Overtime pay, a barometer of strength in corporate activity, rose 3.4 percent from a year ago in February, up for an 11th straight month although the increase was slower than January’s 4.8 percent rise, the figures from the labor ministry showed.
Year-end bonuses paid between November and January rose 0.3 percent from a year earlier, the first rise since a 1.0 percent gain in 2008. In 2012, bonuses fell 1.5 percent.
But regular pay slipped an annual 0.3 percent in February, falling for a 21st straight month after a 0.2 percent slip the previous month.
Real wages, which take into account consumer inflation, dropped an annual 1.9 percent in February, down for a eighth straight month.
Prime Minister Shinzo Abe and his government have been publicly pressuring companies to raise wages, as that is seen as a crucial factor to complement massive monetary and fiscal stimulus to try to pull the economy out of deflation.
In March, some big Japanese companies such as Toyota Motor Corp offered the most generous pay raises in years, although there are concerns an increase in the sales tax rate from April could still crimp spending power.

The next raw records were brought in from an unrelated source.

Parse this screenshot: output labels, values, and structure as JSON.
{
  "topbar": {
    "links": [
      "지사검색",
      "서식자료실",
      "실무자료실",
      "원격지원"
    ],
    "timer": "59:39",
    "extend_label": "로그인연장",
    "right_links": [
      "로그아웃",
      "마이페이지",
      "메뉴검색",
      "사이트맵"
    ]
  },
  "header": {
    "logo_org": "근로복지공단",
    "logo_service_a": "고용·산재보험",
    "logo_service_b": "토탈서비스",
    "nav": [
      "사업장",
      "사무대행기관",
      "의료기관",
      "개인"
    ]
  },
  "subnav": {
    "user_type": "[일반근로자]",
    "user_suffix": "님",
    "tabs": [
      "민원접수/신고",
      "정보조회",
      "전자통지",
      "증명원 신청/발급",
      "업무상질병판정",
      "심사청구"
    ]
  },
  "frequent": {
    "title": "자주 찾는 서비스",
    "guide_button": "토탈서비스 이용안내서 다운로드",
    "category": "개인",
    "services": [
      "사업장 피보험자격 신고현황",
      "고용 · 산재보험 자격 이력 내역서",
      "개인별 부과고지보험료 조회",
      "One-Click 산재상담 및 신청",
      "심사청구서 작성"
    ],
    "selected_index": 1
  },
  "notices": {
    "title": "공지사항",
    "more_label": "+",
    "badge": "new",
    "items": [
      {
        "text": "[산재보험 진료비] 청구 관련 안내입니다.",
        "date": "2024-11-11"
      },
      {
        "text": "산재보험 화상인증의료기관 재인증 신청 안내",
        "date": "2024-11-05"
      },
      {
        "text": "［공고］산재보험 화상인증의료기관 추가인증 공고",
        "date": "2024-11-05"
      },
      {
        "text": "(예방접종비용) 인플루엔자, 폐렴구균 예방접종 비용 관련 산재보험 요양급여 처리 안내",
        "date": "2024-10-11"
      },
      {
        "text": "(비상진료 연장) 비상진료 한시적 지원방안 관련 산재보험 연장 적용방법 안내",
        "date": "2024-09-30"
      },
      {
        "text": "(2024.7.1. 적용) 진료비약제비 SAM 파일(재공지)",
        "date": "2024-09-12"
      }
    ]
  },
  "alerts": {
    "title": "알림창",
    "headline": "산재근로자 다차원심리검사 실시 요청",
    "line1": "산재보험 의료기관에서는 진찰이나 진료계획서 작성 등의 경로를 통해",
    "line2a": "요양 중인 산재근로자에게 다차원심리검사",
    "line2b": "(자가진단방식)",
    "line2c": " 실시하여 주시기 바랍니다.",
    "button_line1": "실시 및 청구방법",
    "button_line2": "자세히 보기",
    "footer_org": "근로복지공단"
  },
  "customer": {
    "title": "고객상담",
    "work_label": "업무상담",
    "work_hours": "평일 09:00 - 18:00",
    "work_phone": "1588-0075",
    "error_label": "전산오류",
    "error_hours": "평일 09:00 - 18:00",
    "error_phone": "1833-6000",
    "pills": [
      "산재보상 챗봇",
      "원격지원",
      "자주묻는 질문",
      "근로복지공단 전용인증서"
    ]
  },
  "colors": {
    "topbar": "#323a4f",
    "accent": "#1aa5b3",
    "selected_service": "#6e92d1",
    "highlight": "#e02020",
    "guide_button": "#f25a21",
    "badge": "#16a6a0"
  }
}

The ministry defines “workers” as 1) those who are employed for more than one month at a firm that employs more than five people, or 2) those who are employed on a daily basis or have less than a one-month contract but had worked more than 18 days during the two months before the survey was conducted at a firm that employs more than five people.
To view the full tables, see the labor ministry's website at: here
Reporting by Kaori Kaneko; Editing by John Mair